EXERCISE DATA>
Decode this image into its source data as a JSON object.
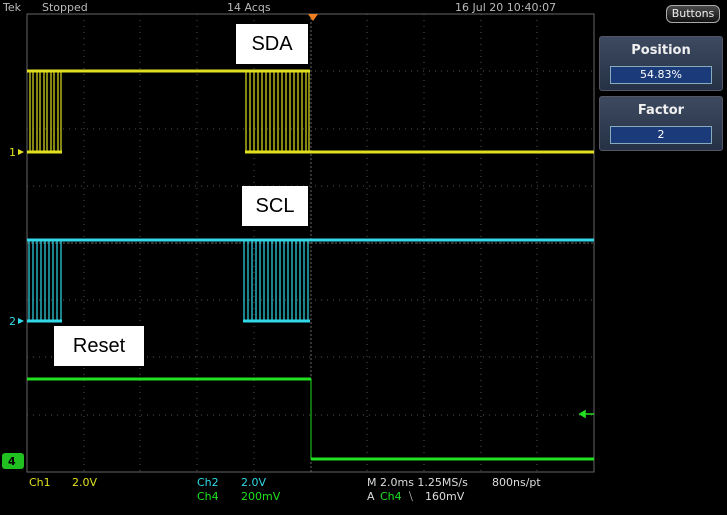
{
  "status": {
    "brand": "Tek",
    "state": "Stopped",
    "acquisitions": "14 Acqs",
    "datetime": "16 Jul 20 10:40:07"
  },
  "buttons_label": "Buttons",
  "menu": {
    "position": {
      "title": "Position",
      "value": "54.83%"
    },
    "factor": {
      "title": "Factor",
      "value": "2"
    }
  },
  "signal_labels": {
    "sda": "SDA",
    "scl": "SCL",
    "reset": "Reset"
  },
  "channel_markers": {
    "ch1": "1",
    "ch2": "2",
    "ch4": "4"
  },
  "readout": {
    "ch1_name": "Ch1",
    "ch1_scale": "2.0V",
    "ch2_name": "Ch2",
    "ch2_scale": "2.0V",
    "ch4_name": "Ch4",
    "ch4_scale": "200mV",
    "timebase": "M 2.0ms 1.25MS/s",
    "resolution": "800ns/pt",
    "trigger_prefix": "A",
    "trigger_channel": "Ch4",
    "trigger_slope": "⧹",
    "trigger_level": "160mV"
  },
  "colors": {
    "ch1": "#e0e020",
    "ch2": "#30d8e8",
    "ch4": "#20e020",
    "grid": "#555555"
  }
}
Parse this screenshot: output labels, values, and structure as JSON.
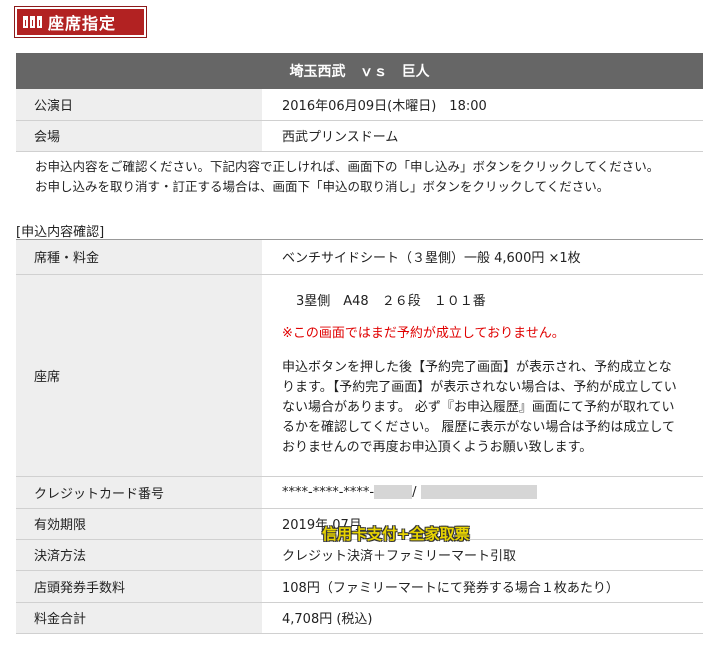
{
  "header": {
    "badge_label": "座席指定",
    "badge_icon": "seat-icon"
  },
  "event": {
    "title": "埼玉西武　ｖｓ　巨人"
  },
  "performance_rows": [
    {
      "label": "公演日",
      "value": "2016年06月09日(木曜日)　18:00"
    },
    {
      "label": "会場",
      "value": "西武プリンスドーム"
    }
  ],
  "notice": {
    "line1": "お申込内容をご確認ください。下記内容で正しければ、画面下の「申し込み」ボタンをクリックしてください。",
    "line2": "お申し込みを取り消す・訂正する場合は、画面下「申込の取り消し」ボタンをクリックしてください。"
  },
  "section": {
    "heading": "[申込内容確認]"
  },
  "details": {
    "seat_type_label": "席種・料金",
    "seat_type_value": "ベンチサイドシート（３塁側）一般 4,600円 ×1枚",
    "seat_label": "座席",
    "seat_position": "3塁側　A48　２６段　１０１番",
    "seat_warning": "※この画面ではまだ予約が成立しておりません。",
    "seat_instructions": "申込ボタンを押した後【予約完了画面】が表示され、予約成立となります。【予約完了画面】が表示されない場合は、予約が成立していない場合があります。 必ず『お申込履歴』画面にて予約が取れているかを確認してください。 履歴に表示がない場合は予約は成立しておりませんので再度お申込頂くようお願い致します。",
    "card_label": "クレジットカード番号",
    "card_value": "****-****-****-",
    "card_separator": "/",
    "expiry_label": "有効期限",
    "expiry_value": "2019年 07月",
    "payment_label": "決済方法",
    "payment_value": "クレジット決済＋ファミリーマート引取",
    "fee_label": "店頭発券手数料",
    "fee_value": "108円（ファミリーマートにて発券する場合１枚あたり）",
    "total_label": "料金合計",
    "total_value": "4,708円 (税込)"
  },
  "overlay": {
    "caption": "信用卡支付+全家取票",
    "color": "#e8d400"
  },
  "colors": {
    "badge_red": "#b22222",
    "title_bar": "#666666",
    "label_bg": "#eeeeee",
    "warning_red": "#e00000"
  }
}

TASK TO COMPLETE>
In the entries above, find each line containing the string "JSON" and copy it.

RESPONSE TO THE EXERCISE>
Decode this image into its source data as a JSON object.
Parse this screenshot: output labels, values, and structure as JSON.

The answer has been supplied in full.